On Friday, President Biden visited soldiers of the 82nd Airborne Division of the U.S. Army, which serves with Polish troops and is stationed near the Polish-Ukrainian border. He personally asked the paratroopers about the situation on the border and even tasted a soldier’s pizza in the mess hall. He told the soldiers that they were “the best soldiers in the world” and thanked them for their service.
Addressing the U.S. military, the White House president admired the courage of the Ukrainian people, saying that “the Ukrainian people have demonstrated that they are ready to stand their ground, have set an example of courage,” adding that he meant not only the Ukrainian military, but also ordinary people, including women and children. In particular, Biden cited the example of the first days of the war, when unarmed civilians tried to stop Russian tanks.
Biden also said that not only the fate of Ukraine is being decided now, and the task of the world community is not only to help the Ukrainian people prevent their further destruction. Biden told the military that it is now deciding “what kind of world your children and grandchildren will live in in terms of their freedom.”
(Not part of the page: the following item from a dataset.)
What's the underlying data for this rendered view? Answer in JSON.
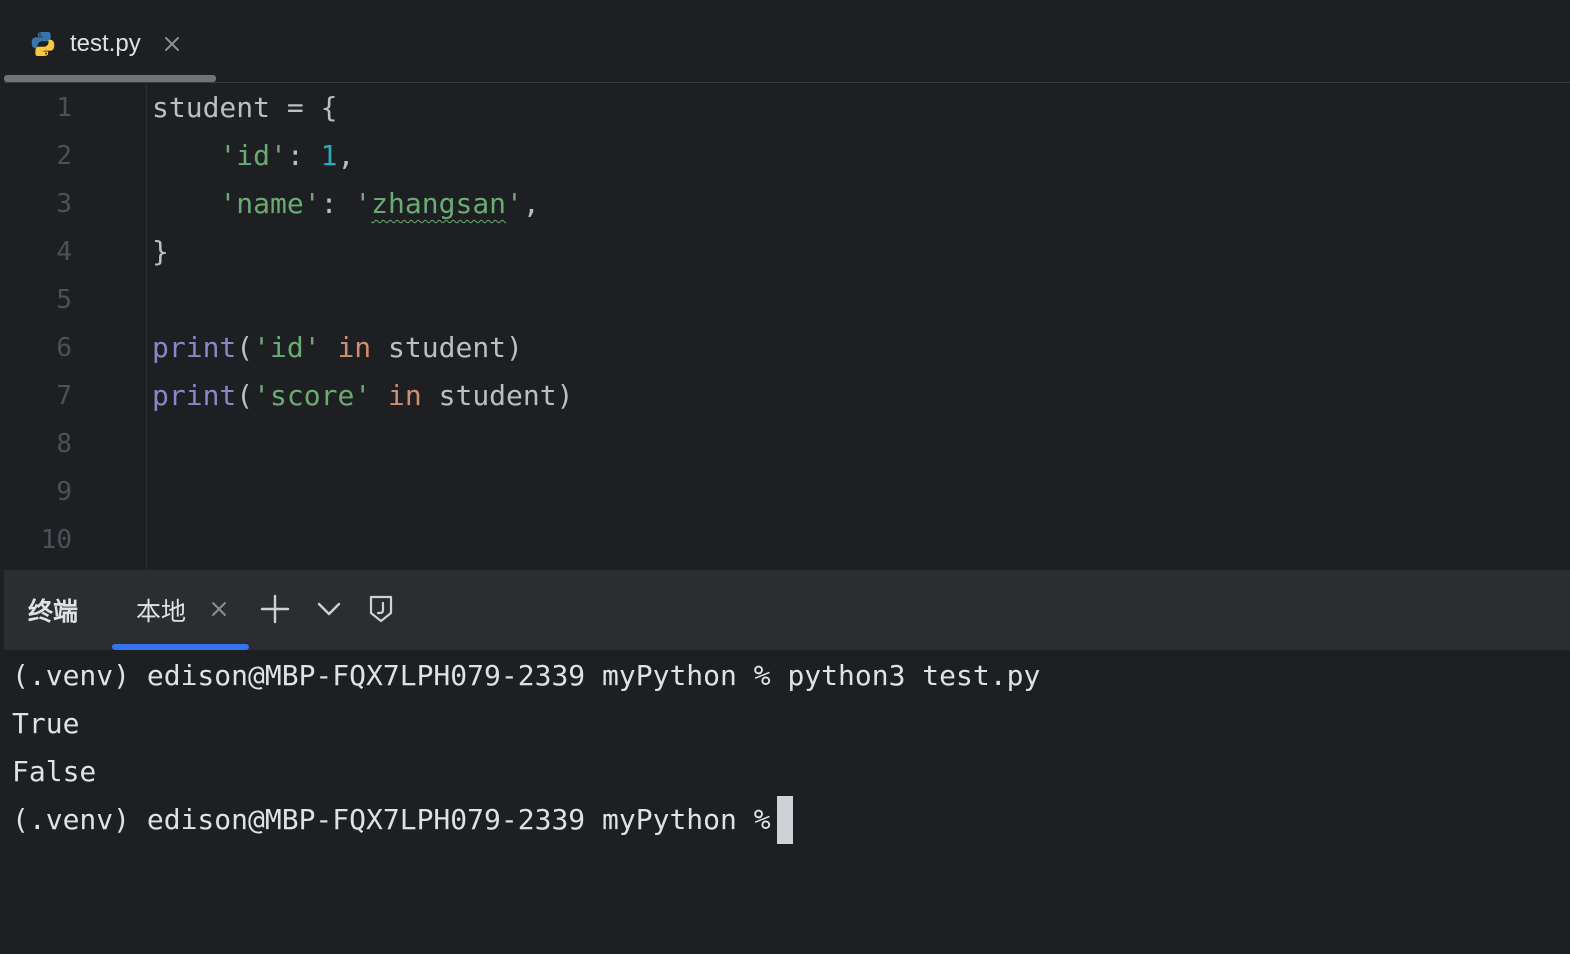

According to President Biden, the world is now in a new phase and will no longer be the same. And the main question is whether autocracies or democracy and democratic values will win the world.
The U.S. president’s plane landed Friday afternoon at the airport in Rzeszow, the largest city in southeastern Poland, where U.S. troops are based about an hour from the Ukrainian border.
Right at the Rzeszow-Jasenka airport, Presidents Joe Biden and Andrzej Duda were given a humanitarian briefing on the possibilities of helping Ukrainian civilians sheltering from Russian shelling as well as assisting the growing flow of Ukrainian refugees inside Ukraine.
Poland hopes Biden’s visit will illustrate earlier White House statements that NATO will defend “every inch” of alliance territory. Warsaw is keen to see more U.S. troops stationed on NATO’s eastern flank.
It has been suggested that Poland is likely to float the idea of an international peacekeeping mission to send it to Ukraine. This idea was first proposed by Polish Deputy Prime Minister and ruling party leader Jaroslaw Kaczynski during a trip to Kiev.